by Marga B.M. Bekkers, Bert Brunekreef, Henriëtte A. Smit, Marjan Kerkhof, Gerard H. Koppelman, Marieke Oldenwening, Alet H. Wijga
Adult cholesterol concentrations might be influenced by early-life factors, such as breastfeeding and birth weight, referred to as “early programming”. How such early factors exert their influence over the life course is still poorly understood. Evidence from studies in children and adolescents is scarce and conflicting. We investigated the influence of 6 different perinatal risk factors on childhood total and HDL cholesterol concentrations and total-to-HDL cholesterol ratio measured at 8 years of age, and additionally we studied the role of the child's current Body Mass Index (BMI). Methods

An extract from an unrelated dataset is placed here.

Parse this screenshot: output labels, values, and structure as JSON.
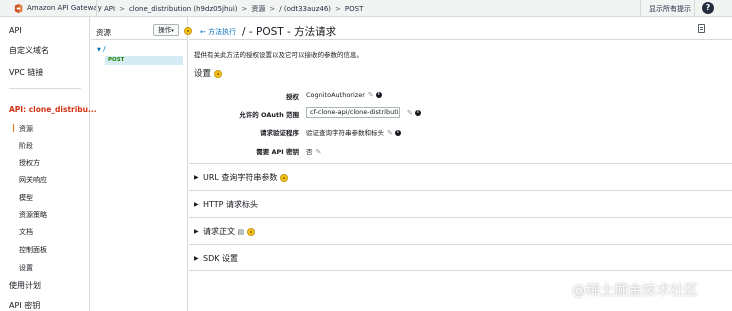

Anthropometric measures and blood plasma samples were collected during a medical examination in 751 8-year-old children participating in the prospective Prevention and Incidence of Asthma and Mite Allergy (PIAMA) birth cohort study. Linear and logistic regression were performed to estimate associations of total and HDL cholesterol concentrations with breastfeeding, birth weight, infant weight gain, maternal overweight before pregnancy, gestational diabetes and maternal smoking during pregnancy, taking into account the child's current BMI. Results
Linear regressions showed an association between total-to-HDL cholesterol ratio and maternal pre-pregnancy overweight (ß?=?0.15, Confidence Interval 95% (CI): 0.02, 0.28), rapid infant weight gain (ß?=?0.13, 95%CI: 0.01, 0.26), and maternal smoking during pregnancy (ß?=?0.14, 95%CI: 0.00, 0.29). These associations were partly mediated by the child's BMI. Conclusion
Total-to-HDL cholesterol ratio in 8-year-old children was positively associated with maternal pre-pregnancy overweight, maternal smoking during pregnancy and rapid infant weight gain.